And it remains a staggering oversight that Fifa have still to devise a more acceptable solution for resolving a team game, a solution that combines more skill. At least, though, they have done something about the tackle from behind that threatened to strangle the life out of the 1990 finals. The fear is, however, that reason might fly out of the window in favour of an inflexible rule and that we end up with games of 10 against nine. Instead, let us hope that the aim of the initiative is fulfilled, that the attacking players are protected and the beautiful game is put on view. The game is about players, and the joy should be in seeing the very best performing at their peak. And there can be - should be - as much pleasure in watching good defenders as in watching the best attackers at work.

In goal, David Seaman, Peter Schmeichel, Jose-Luis Chilavert, of Paraguay, and Rene Higuita will delight for different reasons. Spain's Fernando Hierro, Manchester United's new signing Jaap Stam of Holland, and perhaps England's Tony Adams, will provide examples of the stopper's craft.

We will see if the midfielder's art really is dying when we watch Andy Moller of Germany, France's Zinedine Zidane and Denilson of Brazil. Then there are the contenders for the Golden Boot: Ronaldo, Gabriel Batistuta, Marcelo Salas, Alan Shearer, Dennis Bergkamp, Oliver Bierhoff, Predrag Mijatovic of Yugoslavia.

We will see the ageing stars given one last tilt at the windmill; Hristo Stoichkov, Gheorghe Hagi, Paul Gascoigne, Baggio. Who are the young pretenders to greatness? David Beckham? Ariel Ortega of Argentina? Are Ronaldo and Denilson really that good this early? And will those with reputations on their own continent - such as Nigeria's African Footballer of the Year Viktor Ikpeba - seize the moment?

Any time now an African team will win the competition. The Nigerians this time could edge them closer and as Olympic champions, they will have acquired some belief that it is possible. This, though, is the biggest of all trophies and yields itself only to the elite, for all Fifa's all- must-have-prizes expansionism.

England find themselves among only six countries who have won, five of whom will be in France, with Uruguay having fallen in qualification. And it is, indeed, difficult to look beyond Brazil, Argentina, Germany and Italy for this year's winners.

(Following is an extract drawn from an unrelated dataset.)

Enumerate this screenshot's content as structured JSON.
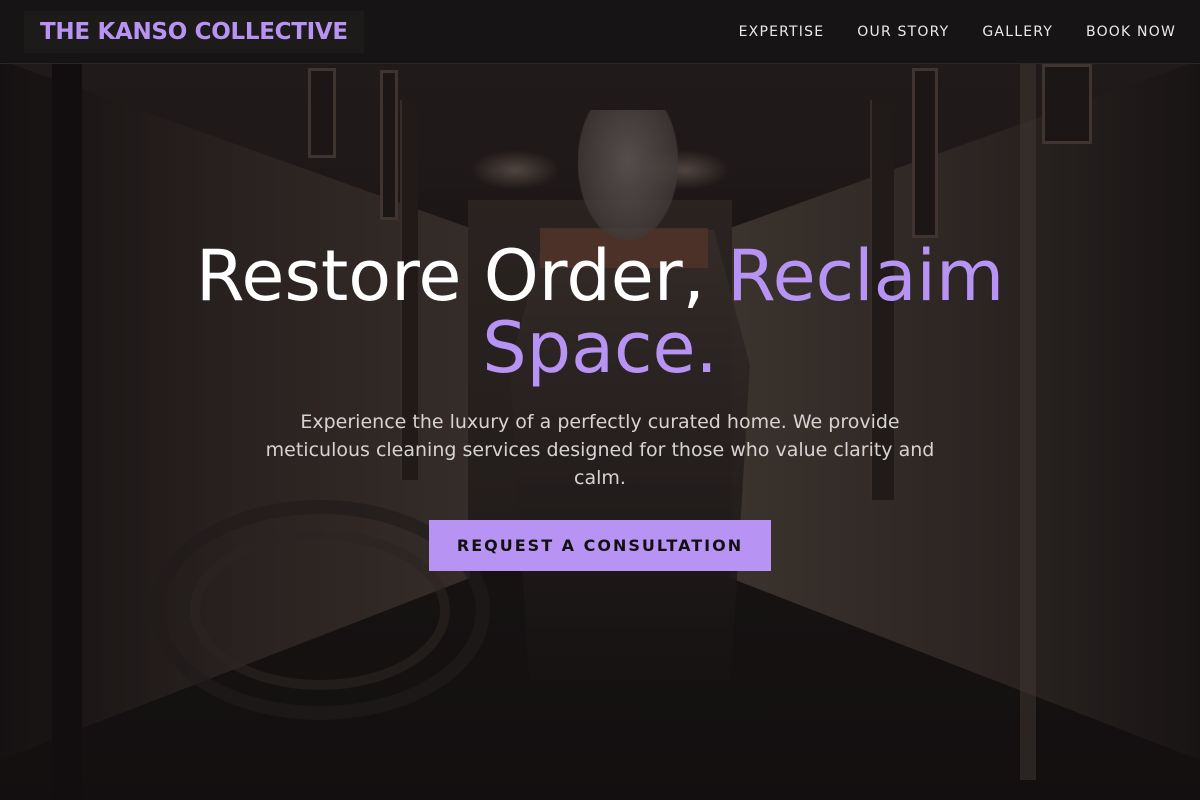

There will be those who shine early on, among them the Nigerians for sure, and probably a couple of the four debutants - Jamaica, Croatia, South Africa and Japan, whose presence the organisers will see as justification for their more manageable format in which two qualify from each group.

It is then that the competition will really start, with the dark horses of Spain and Yugoslavia seeking to steal a length or two on the favourites. Naturally Brazil, the holders, are seen as the leading ones, though for all their attacking flair they may be vulnerable at the back. Argentina, mean but menacing, are first choice. Four years ago, they were gathering pace when the Maradona doping scandal undermined them. Now they look potentially powerful party-poopers, possibly vanquishers of Brazil in one semi, and France, who could beat Germany in the other, in the final in Paris on 12 June.

Before then there will be drama and probably scandal, football to delight and disgust. We may be turned on or we may turn off, may rue the rules and all the red cards; pity the poor player even. It could be fascinating or frustrating. But it should certainly be fun finding out.